Thai protesters have vowed to nullify the results of the weekend’s elections. On Sunday, demonstrators forced polling booths to close in Bangkok and southern Thailand, angering registered voters.
On Monday, anti-government protesters vowed to press on with street rallies aimed at ousting Prime Minister Yingluck Shinawatra of the Puea Thai party after a disrupted election failed to cut a path through the kingdom's political protests.
"We are not giving up the fight," protest leader Suthep Thaugsuban said on Monday. "We will still keep fighting. Our mission is to keep shutting down government offices, so don't ask us to give those back."
As a result of the protesters' successful bid to shut down some polling places on Sunday, the government cannot fill all vacant parliament seats and must hold a series of by-elections to complete voting, potentially extending Thailand's political paralysis for months.
After disrupting the voting, protesters said they will now fight the election on several grounds, including the law that requires the government to complete voting on a single day.
'Must be nullified'
The opposition Democrat Party, which backs the protesters and boycotted Sunday's election, said on Monday that it would study legal justifications to invalidate the vote.
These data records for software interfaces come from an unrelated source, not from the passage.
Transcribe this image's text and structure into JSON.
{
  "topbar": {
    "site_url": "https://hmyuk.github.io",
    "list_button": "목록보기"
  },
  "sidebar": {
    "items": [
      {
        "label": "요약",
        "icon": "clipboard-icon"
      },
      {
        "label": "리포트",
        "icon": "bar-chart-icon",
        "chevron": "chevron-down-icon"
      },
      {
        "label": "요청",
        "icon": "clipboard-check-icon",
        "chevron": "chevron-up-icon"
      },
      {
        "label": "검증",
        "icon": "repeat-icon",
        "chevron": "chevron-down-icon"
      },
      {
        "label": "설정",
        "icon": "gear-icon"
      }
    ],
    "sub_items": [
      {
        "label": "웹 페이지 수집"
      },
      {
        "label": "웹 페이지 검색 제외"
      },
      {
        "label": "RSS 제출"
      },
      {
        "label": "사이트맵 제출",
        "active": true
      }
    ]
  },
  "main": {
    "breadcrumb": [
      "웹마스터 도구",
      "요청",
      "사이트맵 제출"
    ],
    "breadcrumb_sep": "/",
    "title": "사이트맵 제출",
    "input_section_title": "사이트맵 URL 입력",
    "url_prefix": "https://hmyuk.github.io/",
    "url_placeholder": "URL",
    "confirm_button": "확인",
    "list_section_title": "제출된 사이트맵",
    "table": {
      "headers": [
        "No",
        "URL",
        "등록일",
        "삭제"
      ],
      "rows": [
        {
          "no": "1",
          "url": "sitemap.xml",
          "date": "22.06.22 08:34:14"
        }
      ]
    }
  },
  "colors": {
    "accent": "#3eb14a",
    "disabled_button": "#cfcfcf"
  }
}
"It's clear that this election must be nullified," Akanat Promphan, the spokesman for the People's Democratic Reform Committee (PDRC), the main protest group, told reporters at the start of the march on Monday.
The struggle to hold the polls was the latest twist in a three-month conflict that has split the country between Yingluck supporters and opponents who say her government is too corrupt to rule. Demonstrators have occupied major intersections in Bangkok and forced government ministries to shut down and work elsewhere.
Not the end
On Monday, Suthep, a former opposition lawmaker, said that the PDRC would close two of its Bangkok protest sites and ask crowds to consolidate at five other locations, mostly in the business center of the capital. The new plan could cause further disruption in the center of Bangkok, where major intersections in the Silom and Sukhumvit business districts and Ratchaprasong shopping district, home to the city's upscale malls, have already been closed.
The protesters want to replace the government with an unelected council, saying such a body is needed to rewrite political and electoral laws to combat corruption.
Yingluck has refused to step down on the grounds of her government's 13-percent winning margin in 2011 elections, also offering Sunday's snap elections instead of resignation which the opposition chose not to compete in. She said she would consider reforms, but called the council proposed by protesters unconstitutional and undemocratic.
Protests in 2006 led to the coup that ousted Yingluck's brother, former Prime Minister Thaksin Shinawatra. The ex-premier fled to Dubai, where he remains to avoid corruption charges.
mkg/ccp (Reuters, AFP, dpa, AP)